Starring: Michael Fassbender, Alicia Vikander and Rachel Weisz
Directed by: Derek Cianfrance
Running time: 2 hrs 12 mins
Our Score: 2.5 out of 5 Stars
The Oxford University Press Dictionary defines “Continuity” as: “the maintenance of continuous action and self-consistent detail in the various scenes of a movie or broadcast.”
Sadly, the director of “The Light Between Oceans” has never read the Oxford University Press Dictionary.
The year is 1918. Just returned from four years in “the BIG WAR,” Tom Sherbourne (Fassbender) is given a job maintaining and operating a light house off the coast of Australia. He is told the position will only last six-months, as the full-time operator is just recuperating from an illness. As he travels through the town, on way to the desolate island he will soon call home, he meets the beautiful Isabel (Vikander). The two are immediately smitten with each other. He takes her on a picnic and she asks if she can visit the island. He replies that the rules state only the lighthouse keeper and his wife are allowed. “So marry me,” she tells him.
Learning that his predecessor will NOT be coming back, Tom accepts a three year contract and immediately marries Isabel. They try to have children but Isabel proves unable to have children. One day, Isabel spots a boat floating off the coast, seemingly empty. Tom drags it to shore and finds out that it’s not empty. Inside is the dead body of a man and a still-breathing infant. Hmmmmmm.
Full of inconsistent time jumps and heavy handed foreshadowing, “The Light Between Oceans” starts off strong but peters out by the time the film ends…about 40 minutes too late. And the continuity is terrible. The way I saw it, the following happened in a 20 minute period:
Tom buries his miscarried child
Isabel spots a boat
Tom finds the child
And in the next ten minutes:
Tom notifies his employer that Isabel has given birth
Tom finds a rattle in the boat (BANG! – that’s the sound of foreshadowing hitting you over the head) and tucks it in his pocket
A stranger sees the rattle. Get the idea?
Things go from bad to worse when, on a visit to the mainland, Tom learns that there was a father and daughter who were lost at sea the day before he found the baby. Luckily Tom and Izzy have the baby christened at the same church the grieving widow/mother attends so Tom can stumble on the grave marker.

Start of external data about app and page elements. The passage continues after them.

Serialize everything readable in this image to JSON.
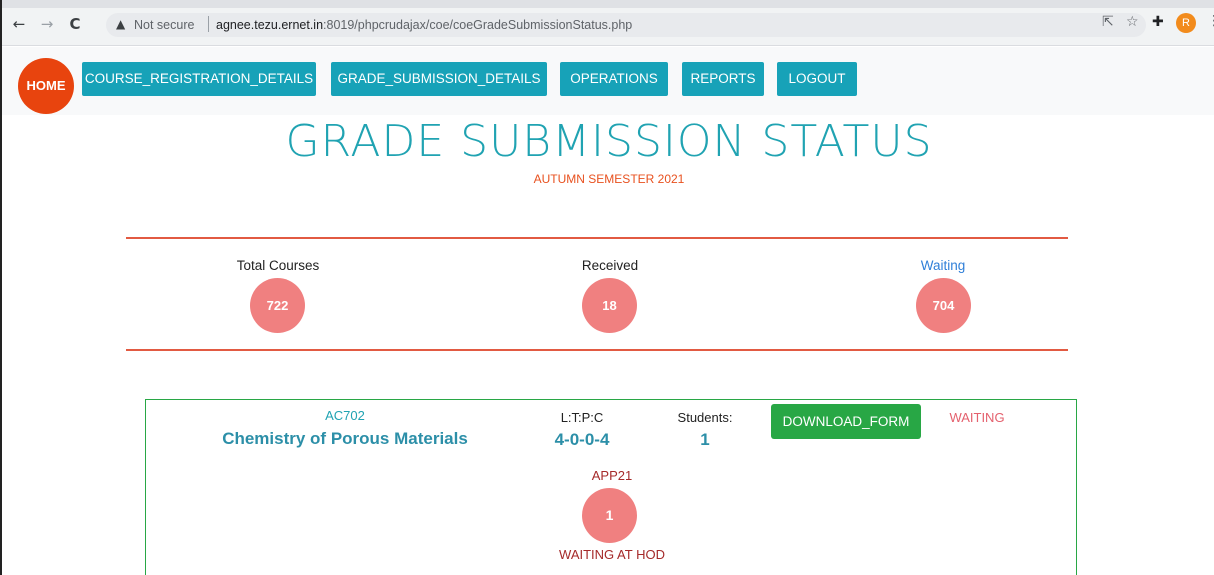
{
  "browser": {
    "back_icon": "←",
    "forward_icon": "→",
    "reload_icon": "C",
    "warning_icon": "▲",
    "security_text": "Not secure",
    "url_host": "agnee.tezu.ernet.in",
    "url_path": ":8019/phpcrudajax/coe/coeGradeSubmissionStatus.php",
    "share_icon": "⇱",
    "star_icon": "☆",
    "extensions_icon": "✚",
    "profile_initial": "R",
    "menu_icon": "⋮"
  },
  "nav": {
    "home": "HOME",
    "items": [
      "COURSE_REGISTRATION_DETAILS",
      "GRADE_SUBMISSION_DETAILS",
      "OPERATIONS",
      "REPORTS",
      "LOGOUT"
    ]
  },
  "header": {
    "title": "GRADE SUBMISSION STATUS",
    "semester": "AUTUMN SEMESTER 2021"
  },
  "stats": {
    "total_label": "Total Courses",
    "total_value": "722",
    "received_label": "Received",
    "received_value": "18",
    "waiting_label": "Waiting",
    "waiting_value": "704"
  },
  "course": {
    "code": "AC702",
    "name": "Chemistry of Porous Materials",
    "ltpc_label": "L:T:P:C",
    "ltpc_value": "4-0-0-4",
    "students_label": "Students:",
    "students_value": "1",
    "download_label": "DOWNLOAD_FORM",
    "status": "WAITING",
    "department": "APP21",
    "department_count": "1",
    "department_status": "WAITING AT HOD"
  },
  "colors": {
    "accent": "#17a2b8",
    "home": "#e8440e",
    "circle": "#f08080",
    "divider": "#e25a42",
    "success": "#28a745"
  }
}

Will Tom’s conscience allow him to continue the charade? What do you think?
Let me take a moment from discouraging you from seeing this film to tell you that, despite all of the script problems, both Fassbender and Vikander turn in fine performances. I read recently that the two are now a couple off-screen and the chemistry is very visible on-screen. Also fine are Weisz as the grieving widow and Bryan Brown, who plays her wealthy father.
OK, back to the things I hated. The film quick-jumps to 1950 quicker than Doc Brown’s DeLorean, wiping out almost three decades of plot, and providing more questions than answers. Speaking of questions, I have one here. IF you live on an island with ONLY your wife around to keep you company, why in God’s name would you EVER lock your front door. WHO are you keeping out? And, if as you’ve maintained, the dead father, who was German, may have been chased down by townsfolk still upset over the war and by his accent, make sure he doesn’t speak with an English accent in flashbacks. And WHY is this film over 2 hours long?

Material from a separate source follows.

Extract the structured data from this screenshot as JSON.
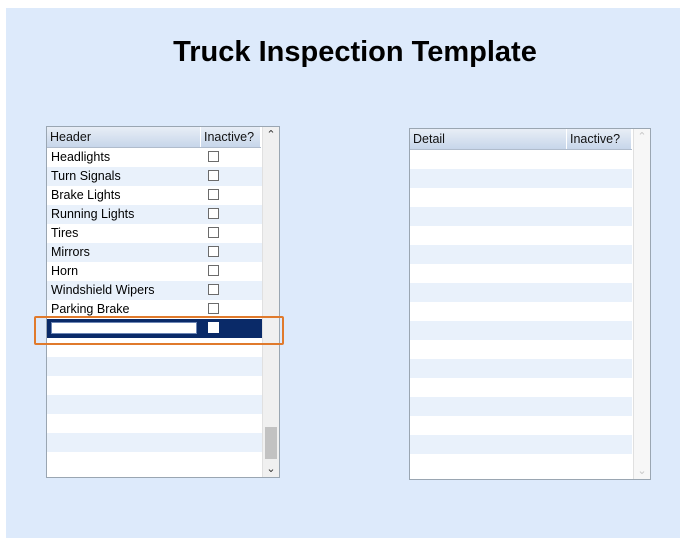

In looking back at my review of the director’s previous film, “The Place Beyond the Pines,” – obviously he likes to either be “between” or “beyond,” I found the following comment:
“Incredibly overlong with a plot twist you can spot from the back of the theatre, “The Place Beyond the Pines” wastes strong performances in a sea of cliché’s and coincidences.”
Sounds like some people can’t change!